In mid-December, Google launched its new Google My Business API, allowing brands and developers alike to automate the management of their business listings without the need for bulk files and tedious spreadsheets. Now, local marketers can create and edit locations via the API. But they can also manage special hours, control access at the local level, set service areas and more.
Perhaps the greatest advantage of the API is that it enables brands to push critical business information to Google Search and Maps in near real time. This eliminates the lengthy verification process to which Google My Business UI changes are subjected. This remains critically important in an age where Google is gradually turning mobile search into an app-like experience. Local Search Association’s Greg Sterling discussed this in a recent column.
Recent updates in SERPs (search engine results pages) and Maps have mobile users more accustomed to seeing the information and options they seek without having to actually navigate to your website. When it comes to hours, business description, phone number, or directions to a nearby location, consumers expect to see that information in a Google business listing. In their critical moments of need, it had better be accurate or they’ll go elsewhere.
The Benefits of the Google My Business API Integration

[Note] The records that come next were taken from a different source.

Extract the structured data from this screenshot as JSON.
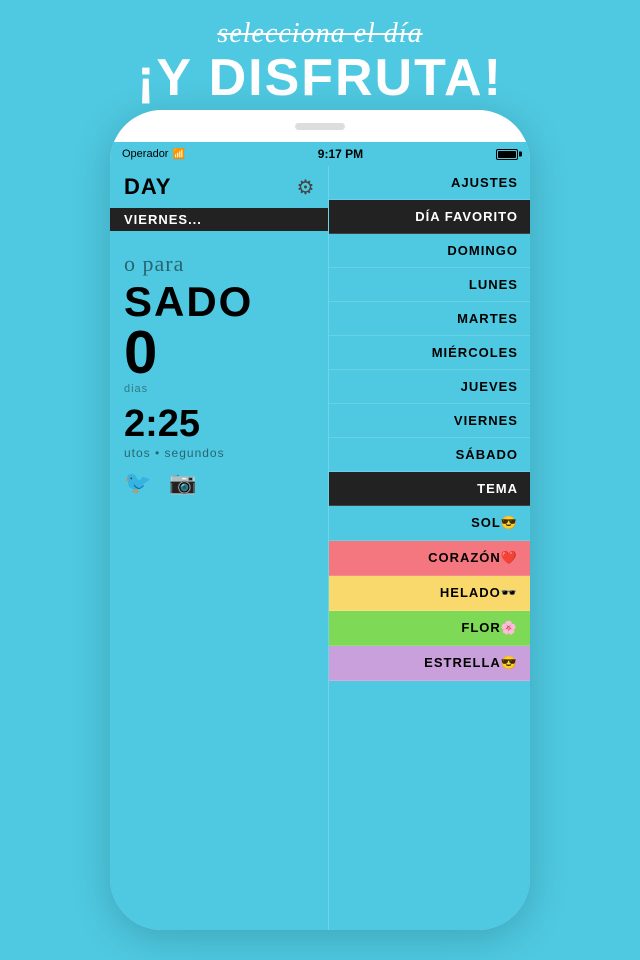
{
  "background_color": "#4ec9e1",
  "top": {
    "subtitle": "selecciona el día",
    "title": "¡Y DISFRUTA!"
  },
  "phone": {
    "status_bar": {
      "carrier": "Operador",
      "time": "9:17 PM"
    },
    "left_pane": {
      "title": "DAY",
      "gear_symbol": "⚙",
      "selected_day": "VIERNES...",
      "para_text": "o para",
      "day_big": "SADO",
      "number": "0",
      "time_label": "2:25",
      "time_sub": "utos • segundos",
      "icon_twitter": "🐦",
      "icon_camera": "📷"
    },
    "right_pane": {
      "items": [
        {
          "label": "AJUSTES",
          "type": "normal",
          "emoji": ""
        },
        {
          "label": "DÍA FAVORITO",
          "type": "section-header",
          "emoji": ""
        },
        {
          "label": "DOMINGO",
          "type": "normal",
          "emoji": ""
        },
        {
          "label": "LUNES",
          "type": "normal",
          "emoji": ""
        },
        {
          "label": "MARTES",
          "type": "normal",
          "emoji": ""
        },
        {
          "label": "MIÉRCOLES",
          "type": "normal",
          "emoji": ""
        },
        {
          "label": "JUEVES",
          "type": "normal",
          "emoji": ""
        },
        {
          "label": "VIERNES",
          "type": "normal",
          "emoji": ""
        },
        {
          "label": "SÁBADO",
          "type": "normal",
          "emoji": ""
        },
        {
          "label": "TEMA",
          "type": "section-header",
          "emoji": ""
        },
        {
          "label": "SOL",
          "type": "sol",
          "emoji": "😎"
        },
        {
          "label": "CORAZÓN",
          "type": "corazon",
          "emoji": "❤️"
        },
        {
          "label": "HELADO",
          "type": "helado",
          "emoji": "🕶️"
        },
        {
          "label": "FLOR",
          "type": "flor",
          "emoji": "🌸"
        },
        {
          "label": "ESTRELLA",
          "type": "estrella",
          "emoji": "😎"
        }
      ]
    }
  }
}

The GMB API makes it simpler and more efficient for multi-location brands to manage their local listings. Traditionally, GMB would accept a bulk upload with information for 10 or more locations, which would be reviewed and published out to search results. You could expect this process to take anywhere from a couple of hours to a few days (with some discrepancies along the way).
This presents a major challenge for larger brands, especially when a listing needed to be changed immediately and/or temporarily.
Consider an inclement weather event like a hurricane, for example. An owner may shut 15 stores down early for the day and until further notice. It’s critical that business listings across Google Search and Maps immediately reflect that change. Using the Google My Business dashboard, a local marketer could submit changes for those 15 stores, but it might be days before your requests are verified and the correct information appears to mobile searchers.
With the API, those changes go live in near real-time to the Google SERPs.
Overall, it’s a far more scalable approach for updating location information, with these key attributes brands have been waiting for.
- Create business locations with information such as name, address, phone number category, business hours, and more
- Manage special hours
- Mark a business location as permanently closed
- Manage business photos
- List, invite and remove managers on locations and business accounts
- Read listing state to identify Google updated, duplicate and suspended locations
- Search/Filter locations by name, category and label
- Set the service area for a business either by specifying a point and radius or Place IDs
I was at Google recently. And can tell you that providing accurate business information is top of mind for the Google teams. User experience is a powerful incentive driving the evolution of the SERPs and Maps. Google strives to provide the best answer for every query.
So while submitting using the API isn’t a complete win in itself (many of the alerts in the GMB UI aren’t available via API, for example), we are looking forward to more features rolling out — particularly the resolution of errors such as ownership conflicts, bad NAP data, and Map pin errors — as their project continues to evolve.
Early in February, Rio SEO announced the integration of the Google My Business API. Our team has been working with brands as they’ve explored the new GMB API. What they quickly discovered was that with the greater control and additional features of the API came more responsibility for continuous management.